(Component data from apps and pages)
——————————
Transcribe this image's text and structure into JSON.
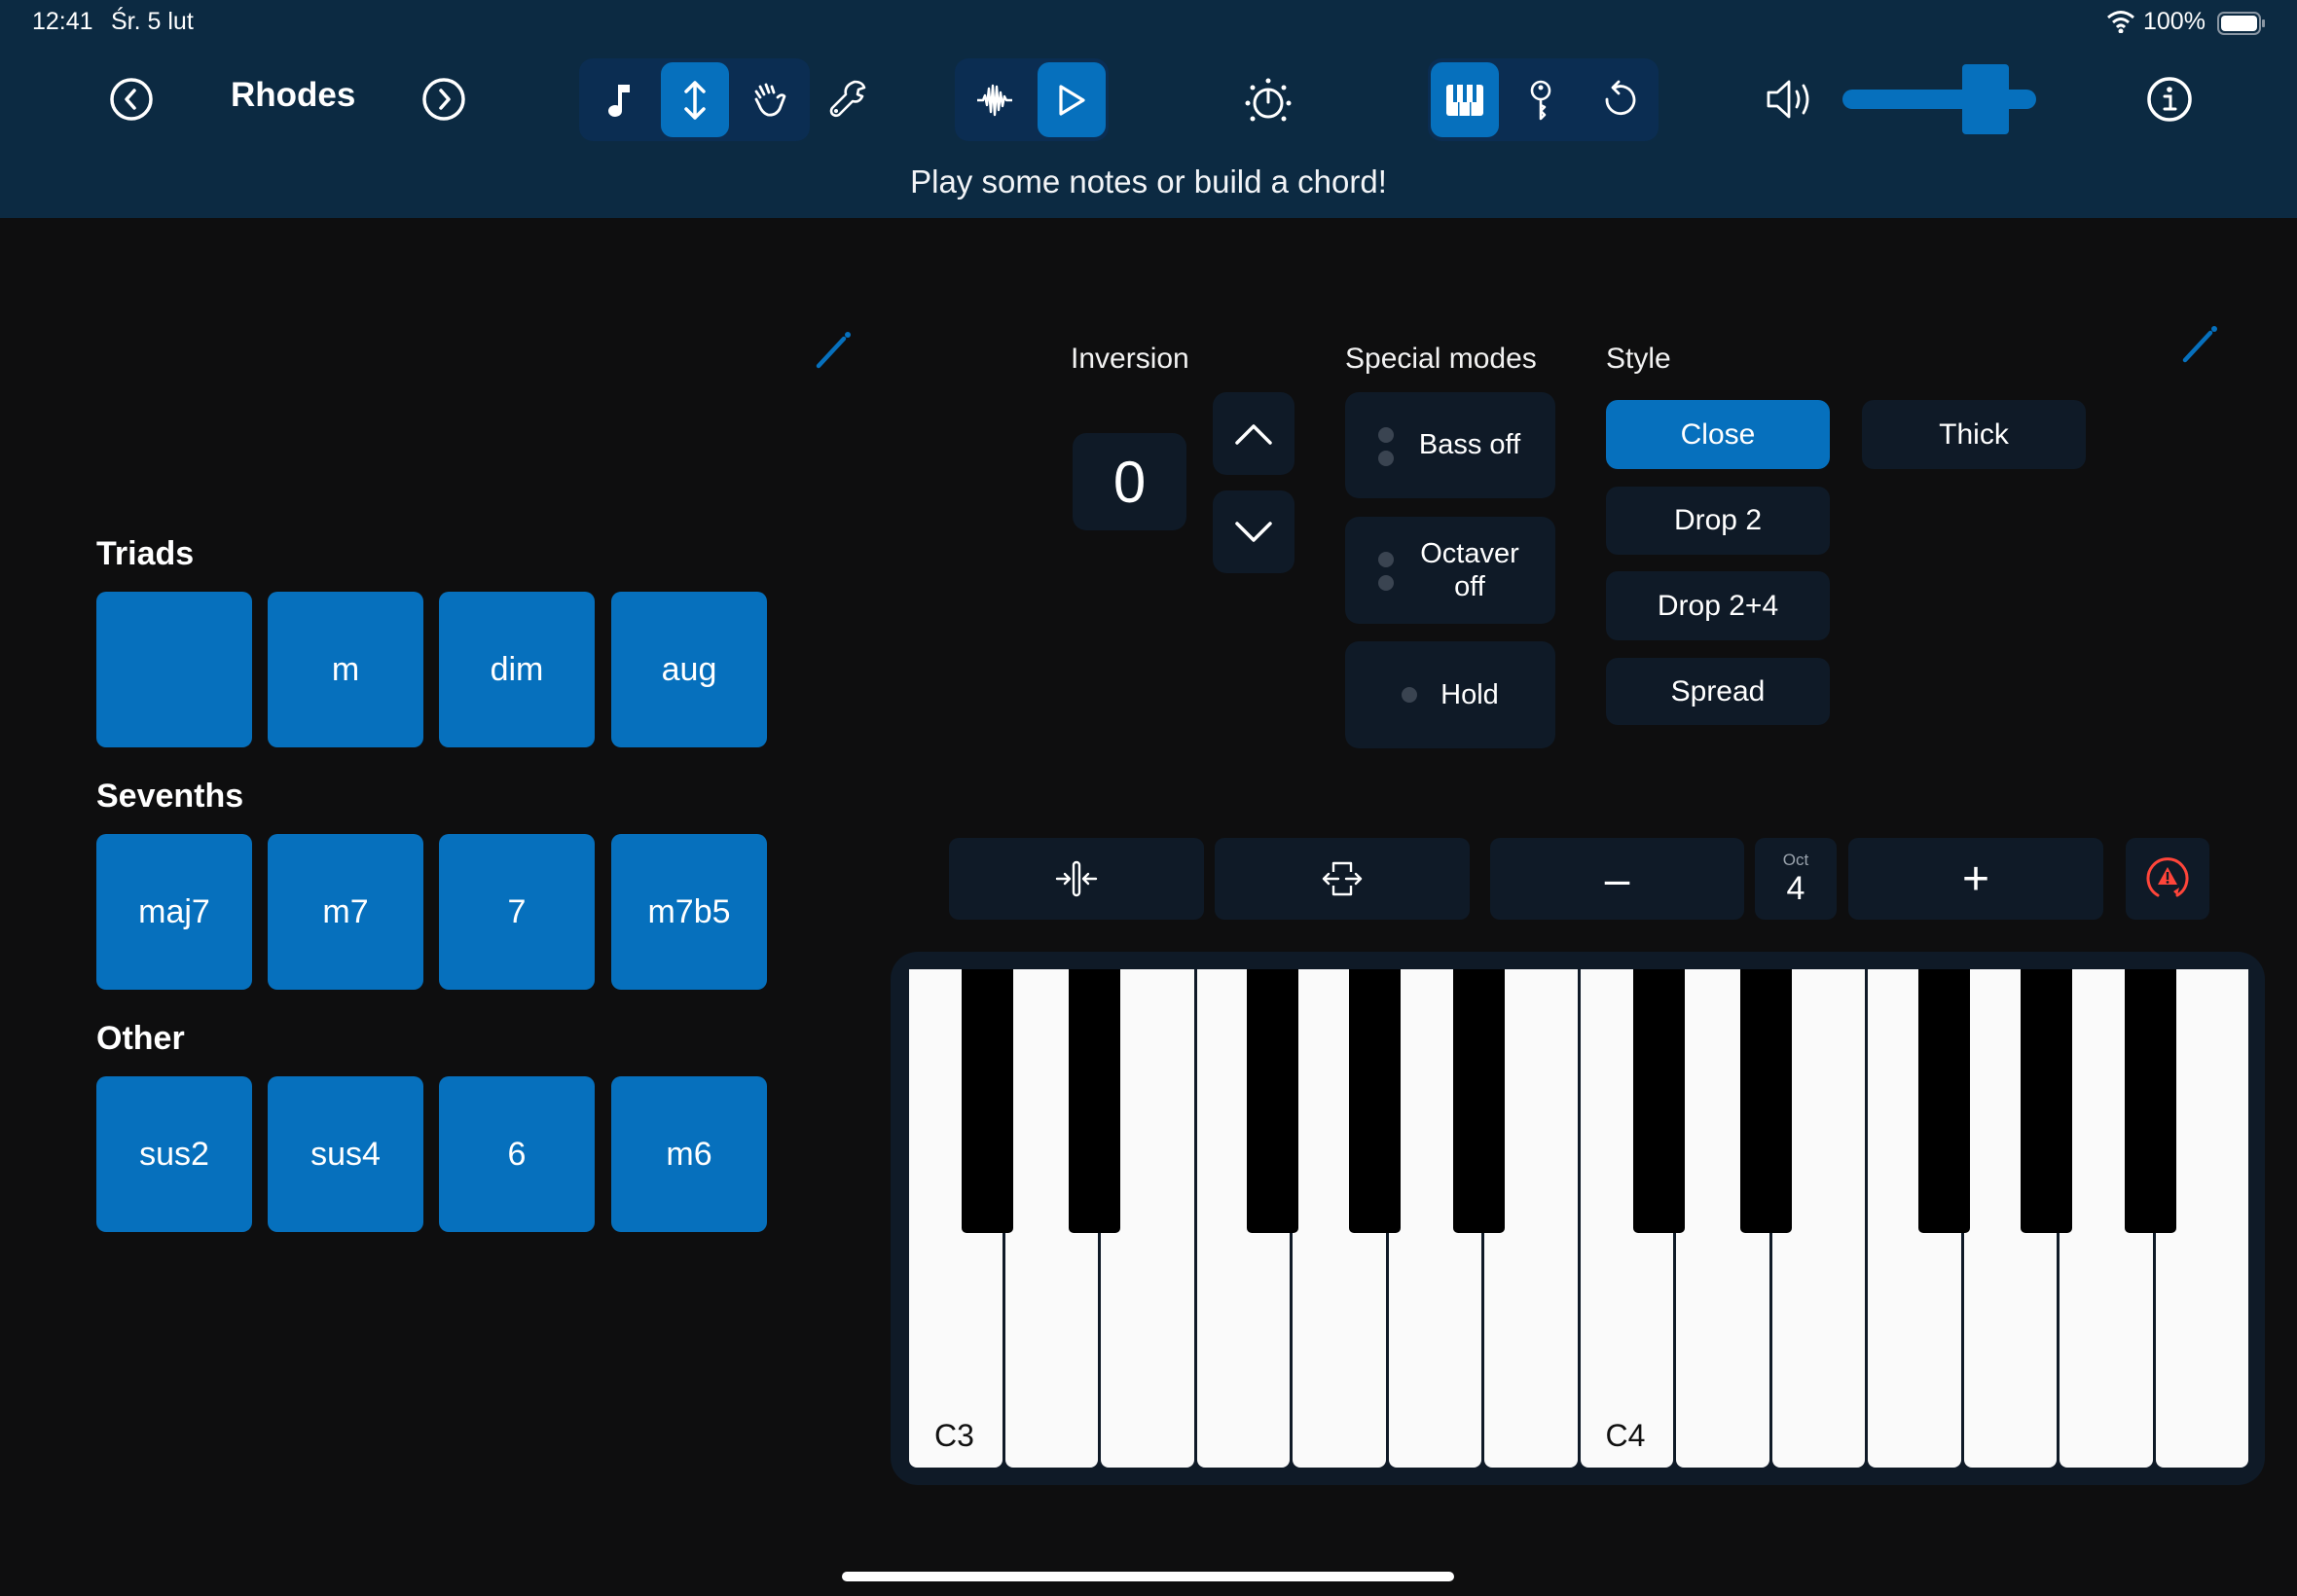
{
  "status_bar": {
    "time": "12:41",
    "date": "Śr. 5 lut",
    "battery": "100%",
    "wifi_icon": "wifi-icon",
    "battery_icon": "battery-full-icon"
  },
  "header": {
    "instrument_name": "Rhodes",
    "prev_icon": "chevron-left-circle-icon",
    "next_icon": "chevron-right-circle-icon",
    "mode_group": [
      {
        "icon": "music-note-icon",
        "active": false
      },
      {
        "icon": "up-down-arrow-icon",
        "active": true
      },
      {
        "icon": "hand-icon",
        "active": false
      }
    ],
    "settings_icon": "wrench-icon",
    "playback_group": [
      {
        "icon": "waveform-icon",
        "active": false
      },
      {
        "icon": "play-icon",
        "active": true
      }
    ],
    "metronome_icon": "metronome-dial-icon",
    "view_group": [
      {
        "icon": "piano-keys-icon",
        "active": true
      },
      {
        "icon": "key-icon",
        "active": false
      },
      {
        "icon": "undo-icon",
        "active": false
      }
    ],
    "volume_icon": "speaker-icon",
    "volume_level": 0.8,
    "info_icon": "info-icon",
    "subtitle": "Play some notes or build a chord!"
  },
  "chords": {
    "sections": [
      {
        "title": "Triads",
        "buttons": [
          "",
          "m",
          "dim",
          "aug"
        ]
      },
      {
        "title": "Sevenths",
        "buttons": [
          "maj7",
          "m7",
          "7",
          "m7b5"
        ]
      },
      {
        "title": "Other",
        "buttons": [
          "sus2",
          "sus4",
          "6",
          "m6"
        ]
      }
    ]
  },
  "controls": {
    "inversion_label": "Inversion",
    "inversion_value": "0",
    "special_modes_label": "Special modes",
    "modes": [
      "Bass off",
      "Octaver off",
      "Hold"
    ],
    "style_label": "Style",
    "styles": [
      "Close",
      "Thick",
      "Drop 2",
      "Drop 2+4",
      "Spread"
    ],
    "active_style": "Close"
  },
  "keyboard_toolbar": {
    "compress_icon": "compress-horizontal-icon",
    "expand_icon": "expand-horizontal-icon",
    "minus_label": "–",
    "octave_caption": "Oct",
    "octave_value": "4",
    "plus_label": "+",
    "panic_icon": "panic-warning-icon"
  },
  "piano": {
    "white_keys": [
      "C3",
      "D3",
      "E3",
      "F3",
      "G3",
      "A3",
      "B3",
      "C4",
      "D4",
      "E4",
      "F4",
      "G4",
      "A4",
      "B4"
    ],
    "labels": {
      "0": "C3",
      "7": "C4"
    },
    "black_keys": [
      "C#3",
      "D#3",
      "F#3",
      "G#3",
      "A#3",
      "C#4",
      "D#4",
      "F#4",
      "G#4",
      "A#4"
    ]
  }
}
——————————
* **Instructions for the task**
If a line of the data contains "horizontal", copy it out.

* **Task response**
    "compress_icon": "compress-horizontal-icon",
    "expand_icon": "expand-horizontal-icon",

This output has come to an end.